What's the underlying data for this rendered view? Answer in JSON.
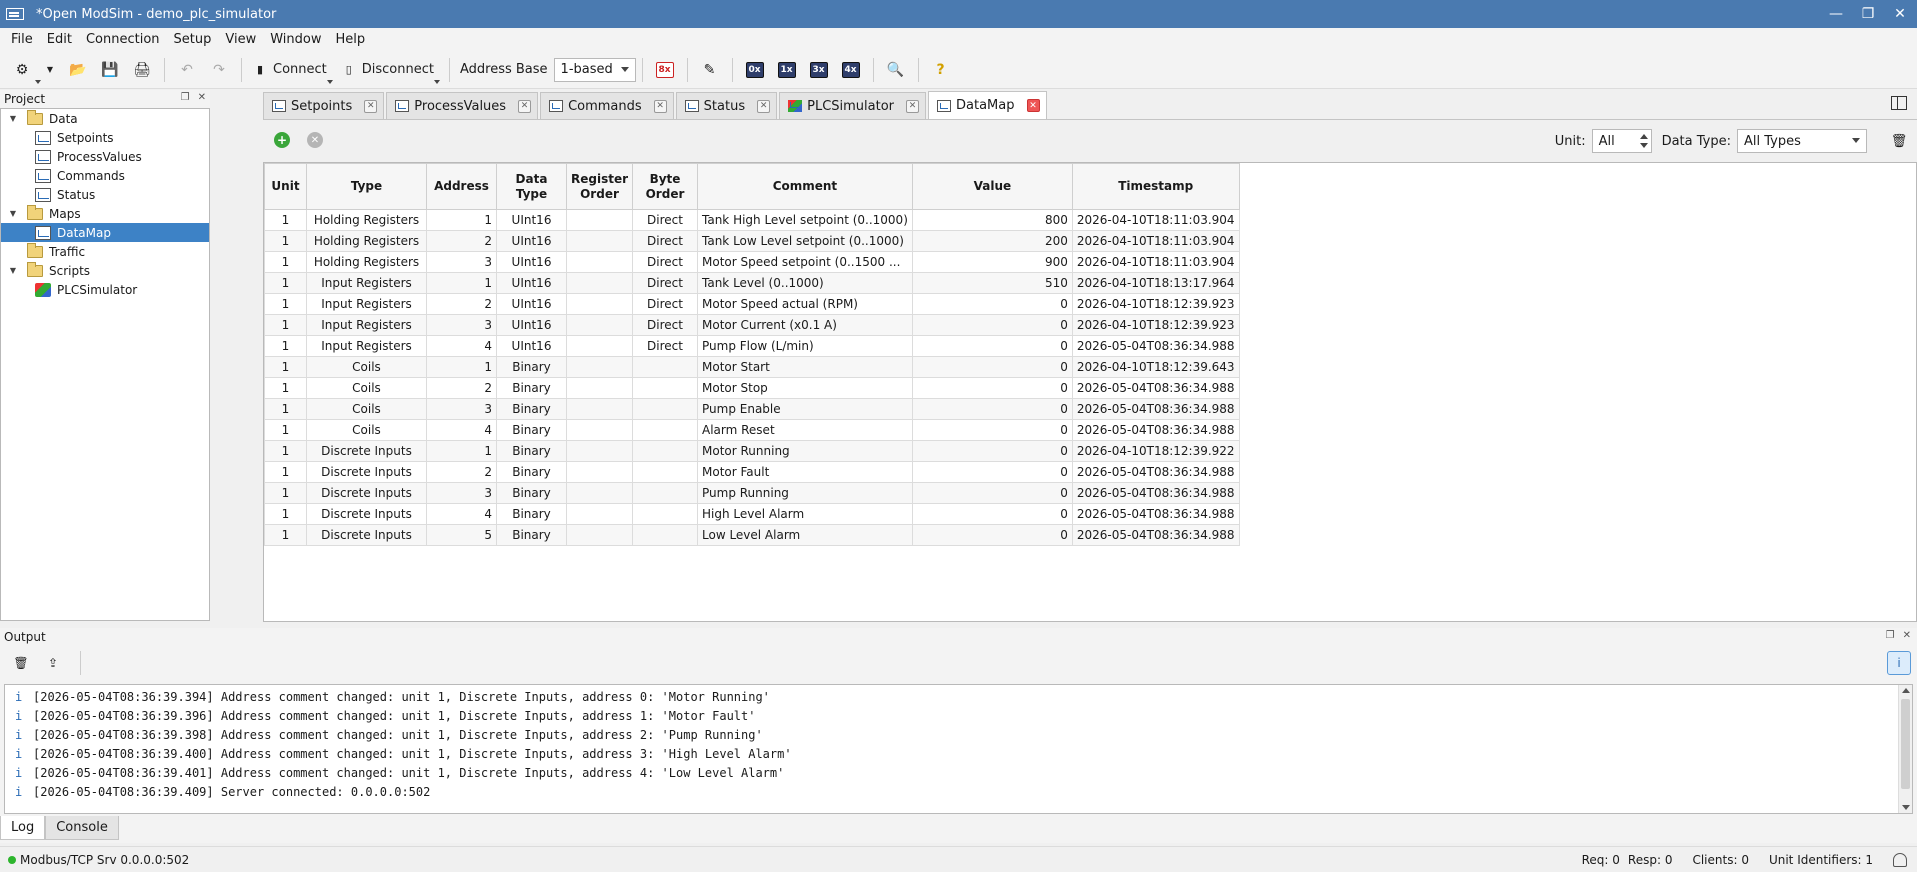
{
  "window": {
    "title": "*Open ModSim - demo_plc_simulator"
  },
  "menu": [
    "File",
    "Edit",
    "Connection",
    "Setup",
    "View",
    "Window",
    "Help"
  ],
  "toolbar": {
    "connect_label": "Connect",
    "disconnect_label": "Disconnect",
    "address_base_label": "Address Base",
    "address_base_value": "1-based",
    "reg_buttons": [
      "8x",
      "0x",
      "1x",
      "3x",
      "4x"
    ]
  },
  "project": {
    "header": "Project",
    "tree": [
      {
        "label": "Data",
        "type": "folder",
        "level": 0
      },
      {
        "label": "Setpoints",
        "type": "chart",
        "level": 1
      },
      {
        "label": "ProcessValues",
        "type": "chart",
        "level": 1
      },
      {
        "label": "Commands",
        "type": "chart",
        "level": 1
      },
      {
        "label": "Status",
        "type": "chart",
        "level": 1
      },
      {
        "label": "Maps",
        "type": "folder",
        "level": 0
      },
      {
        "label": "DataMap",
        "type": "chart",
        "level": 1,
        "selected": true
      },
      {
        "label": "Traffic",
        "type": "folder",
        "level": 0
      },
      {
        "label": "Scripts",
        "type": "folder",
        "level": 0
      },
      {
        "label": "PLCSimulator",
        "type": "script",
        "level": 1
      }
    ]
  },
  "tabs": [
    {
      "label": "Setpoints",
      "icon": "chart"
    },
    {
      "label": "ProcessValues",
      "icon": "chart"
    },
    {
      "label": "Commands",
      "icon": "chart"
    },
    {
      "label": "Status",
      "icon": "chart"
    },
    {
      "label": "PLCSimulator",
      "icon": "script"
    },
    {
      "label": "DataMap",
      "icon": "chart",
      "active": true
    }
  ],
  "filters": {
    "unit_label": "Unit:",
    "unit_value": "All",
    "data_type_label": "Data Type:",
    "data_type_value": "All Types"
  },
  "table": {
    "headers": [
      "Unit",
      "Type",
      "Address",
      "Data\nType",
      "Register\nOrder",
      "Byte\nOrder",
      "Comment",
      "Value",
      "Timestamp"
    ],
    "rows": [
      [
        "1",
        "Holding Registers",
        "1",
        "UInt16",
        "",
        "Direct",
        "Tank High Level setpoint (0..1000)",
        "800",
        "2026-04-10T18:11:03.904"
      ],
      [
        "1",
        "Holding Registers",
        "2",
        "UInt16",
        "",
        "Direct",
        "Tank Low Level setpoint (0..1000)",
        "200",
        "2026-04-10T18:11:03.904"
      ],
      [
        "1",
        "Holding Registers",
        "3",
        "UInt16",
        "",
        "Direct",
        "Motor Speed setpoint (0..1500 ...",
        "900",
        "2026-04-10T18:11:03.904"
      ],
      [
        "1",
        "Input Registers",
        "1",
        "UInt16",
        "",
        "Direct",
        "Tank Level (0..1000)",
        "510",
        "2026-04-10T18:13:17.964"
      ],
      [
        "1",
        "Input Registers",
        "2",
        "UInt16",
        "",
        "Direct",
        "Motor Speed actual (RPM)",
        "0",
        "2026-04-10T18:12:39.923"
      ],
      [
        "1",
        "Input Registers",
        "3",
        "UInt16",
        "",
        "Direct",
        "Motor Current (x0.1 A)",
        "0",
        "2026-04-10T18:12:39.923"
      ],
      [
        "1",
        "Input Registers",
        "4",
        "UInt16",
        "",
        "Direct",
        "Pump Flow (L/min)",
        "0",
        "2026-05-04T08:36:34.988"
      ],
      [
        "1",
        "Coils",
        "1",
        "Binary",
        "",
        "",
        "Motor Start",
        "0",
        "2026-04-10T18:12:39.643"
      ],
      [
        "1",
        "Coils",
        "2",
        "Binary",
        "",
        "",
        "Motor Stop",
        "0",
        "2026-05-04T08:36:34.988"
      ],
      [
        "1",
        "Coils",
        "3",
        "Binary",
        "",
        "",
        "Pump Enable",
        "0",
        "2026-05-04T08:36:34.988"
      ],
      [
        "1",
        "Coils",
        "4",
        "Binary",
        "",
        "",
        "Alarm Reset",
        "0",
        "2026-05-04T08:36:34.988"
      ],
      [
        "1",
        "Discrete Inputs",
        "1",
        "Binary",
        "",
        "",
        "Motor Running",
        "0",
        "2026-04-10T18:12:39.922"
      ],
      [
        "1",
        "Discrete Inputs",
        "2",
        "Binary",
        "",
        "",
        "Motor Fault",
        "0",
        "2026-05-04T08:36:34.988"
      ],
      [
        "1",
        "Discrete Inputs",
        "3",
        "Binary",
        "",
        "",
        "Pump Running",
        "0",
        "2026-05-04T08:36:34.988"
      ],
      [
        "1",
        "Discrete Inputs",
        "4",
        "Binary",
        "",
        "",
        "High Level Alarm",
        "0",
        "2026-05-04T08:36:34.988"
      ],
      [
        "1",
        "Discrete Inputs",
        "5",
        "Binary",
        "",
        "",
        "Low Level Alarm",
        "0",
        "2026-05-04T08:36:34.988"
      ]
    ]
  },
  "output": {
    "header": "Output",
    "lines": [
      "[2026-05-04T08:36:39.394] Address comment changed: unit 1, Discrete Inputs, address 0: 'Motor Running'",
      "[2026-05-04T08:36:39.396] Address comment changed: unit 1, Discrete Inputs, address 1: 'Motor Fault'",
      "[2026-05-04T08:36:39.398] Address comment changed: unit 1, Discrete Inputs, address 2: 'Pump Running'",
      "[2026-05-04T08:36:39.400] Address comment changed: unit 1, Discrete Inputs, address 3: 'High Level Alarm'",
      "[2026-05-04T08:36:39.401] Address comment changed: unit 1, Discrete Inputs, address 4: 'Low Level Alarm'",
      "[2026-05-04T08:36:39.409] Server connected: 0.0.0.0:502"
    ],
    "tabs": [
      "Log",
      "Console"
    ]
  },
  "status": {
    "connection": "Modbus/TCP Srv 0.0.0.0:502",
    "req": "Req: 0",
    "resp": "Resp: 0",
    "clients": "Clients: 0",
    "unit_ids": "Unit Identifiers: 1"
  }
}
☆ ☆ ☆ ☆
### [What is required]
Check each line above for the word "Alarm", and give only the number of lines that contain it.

### [Response to this exercise]
5